Serena Williams is a complete badass for the way she unflinchingly called out sexism in the 2018 US Open final. As someone who doesn’t follow tennis particularly, this caught my eye and it’s stirring to watch the footage. Serena was deducted points and then a game by the umpire for breaking her racket and calling him a ‘thief’. In the game she bravely takes on the umpire and referees, calling out the treatment of her as sexist. She doesn’t back down and fights her corner, and is outspoken later too. Afterwards she had to face a $17,000 fine and a racist cartoon in the media. This was a classic case of an angry, emotional woman being treated as ‘hysterical’.

Serena Williams, is an incredible athlete. She holds the most Grand Slam titles in singles, doubles, and mixed doubles combined among active players. She even won the Australian Open in 2017 while pregnant. After her traumatic birth she highlighted how racism affects black women’s health and urged the medical community to take better care of black women. She is also a great role model for body positivity. She’s had all kinds of sexist comments thrown at her, accusing her of being a man because she’s muscley. But she keeps being a champion, holding her head high, and wearing awesome tennis wear.

(image:Flickr/Helsingborgs Dagblad)


Arundhati Roy

Arundhati Roy: author

(by Radhika Patel)

I remember when I first read Roy’s debut Booker Prize winning novel, A God of Small Things. I was 14 and didn’t really understand why I loved it so much (because let’s be honest, I was also reading Harry Potter…). Now when think about it it’s because it was the first time I’d seen an Indian author ‘make it’. And for a young British Indian girl at the time, I have so much love for Arundhati Roy for letting me imagine a world where women who looked like me did things that I could only dream of. Not only did that beautiful and challenging novel stay with me throughout my adolescence, Arundhati Roy’s politics have shaped my adult life.
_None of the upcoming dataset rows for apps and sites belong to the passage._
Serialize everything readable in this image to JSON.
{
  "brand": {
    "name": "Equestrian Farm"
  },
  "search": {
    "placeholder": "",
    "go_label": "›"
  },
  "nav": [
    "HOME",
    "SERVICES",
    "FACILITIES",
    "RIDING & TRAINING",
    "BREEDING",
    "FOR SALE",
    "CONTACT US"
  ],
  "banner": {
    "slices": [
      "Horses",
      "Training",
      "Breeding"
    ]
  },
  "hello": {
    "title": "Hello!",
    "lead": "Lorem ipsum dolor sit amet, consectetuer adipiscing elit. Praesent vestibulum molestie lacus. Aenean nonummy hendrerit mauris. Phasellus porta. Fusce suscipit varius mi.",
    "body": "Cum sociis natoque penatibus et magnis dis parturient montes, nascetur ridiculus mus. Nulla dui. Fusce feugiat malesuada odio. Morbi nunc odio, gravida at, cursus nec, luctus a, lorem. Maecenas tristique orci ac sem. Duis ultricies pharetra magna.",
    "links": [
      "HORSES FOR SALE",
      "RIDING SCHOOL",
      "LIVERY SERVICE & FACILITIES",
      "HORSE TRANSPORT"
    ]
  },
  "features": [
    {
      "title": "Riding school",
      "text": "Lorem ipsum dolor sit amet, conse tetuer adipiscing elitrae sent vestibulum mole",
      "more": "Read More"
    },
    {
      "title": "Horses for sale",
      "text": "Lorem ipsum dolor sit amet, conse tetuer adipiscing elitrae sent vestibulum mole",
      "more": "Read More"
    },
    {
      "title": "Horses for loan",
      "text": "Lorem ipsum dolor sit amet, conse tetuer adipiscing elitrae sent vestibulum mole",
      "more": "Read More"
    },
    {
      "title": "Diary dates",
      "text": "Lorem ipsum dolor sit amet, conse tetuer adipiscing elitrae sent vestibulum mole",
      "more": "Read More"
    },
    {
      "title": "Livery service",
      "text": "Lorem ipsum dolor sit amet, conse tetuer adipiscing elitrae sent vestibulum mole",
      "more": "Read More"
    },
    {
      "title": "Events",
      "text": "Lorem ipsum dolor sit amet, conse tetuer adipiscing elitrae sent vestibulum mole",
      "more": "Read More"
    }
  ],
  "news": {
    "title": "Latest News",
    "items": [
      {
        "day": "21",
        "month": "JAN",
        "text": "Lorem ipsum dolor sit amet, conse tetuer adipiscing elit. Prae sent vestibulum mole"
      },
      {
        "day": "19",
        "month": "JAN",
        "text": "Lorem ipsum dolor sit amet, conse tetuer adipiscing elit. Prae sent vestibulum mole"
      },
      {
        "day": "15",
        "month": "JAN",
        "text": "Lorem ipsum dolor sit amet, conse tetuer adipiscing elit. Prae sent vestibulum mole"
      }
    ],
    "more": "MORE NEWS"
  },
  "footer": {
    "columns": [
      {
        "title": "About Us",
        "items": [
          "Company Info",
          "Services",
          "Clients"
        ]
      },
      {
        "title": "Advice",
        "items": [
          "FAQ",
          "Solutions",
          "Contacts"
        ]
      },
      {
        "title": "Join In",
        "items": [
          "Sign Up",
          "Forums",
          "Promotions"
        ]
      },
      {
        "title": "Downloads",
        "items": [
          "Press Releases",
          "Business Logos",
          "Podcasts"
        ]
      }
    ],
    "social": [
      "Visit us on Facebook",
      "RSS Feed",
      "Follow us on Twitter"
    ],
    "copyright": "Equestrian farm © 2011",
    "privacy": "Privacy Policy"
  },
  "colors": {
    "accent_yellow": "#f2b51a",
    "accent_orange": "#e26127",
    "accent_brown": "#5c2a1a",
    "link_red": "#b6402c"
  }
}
For years she’s been vocal about the legacy of empire in South Asia including the conflict over Kashmir and has stood up against pervasive Hindu nationalism in India. She agitates and rattles the cage of India’s far right government and Hindu nationalists. She gets into serious trouble because of it. She keeps going. She’s an absolute badass. 

(image: wikicommons)


Letizia Battaglia: photographer and author 

(by Oriana Lauria)

Letizia Battaglia is a photographer and journalist from my home town, Palermo. Letizia has inspired me since I was a child, because she was one of the first people to speak out against the Mafia in Sicily in the 70s, at a time when nobody would even dare talking about it. She would show up at crime scenes and take pictures of people killed by the Mafia to document its brutality and its impact on society. Her pictures exposed and challenged hidden power structures and broke the silence around them. Her photos were not just shocking and eye opening, but served as evidence in court to expose connections between members of the government and the Mafia.

Today many people will have heard about Mafia, but very few know about the people who have fought against the Mafia. Even fewer know about the women involved in the anti-Mafia movement, often overshadowed by men and relegated to the role of mothers or wives. Letizia stood out as an artist and a reporter and challenged power at a time when it was very difficult for women to speak out at all. And she did all of this after raising three children and getting out of a 20-year unhappy marriage before divorce was even a thing in Italy. That is pretty badass.

(image: Mayastar/Flickr)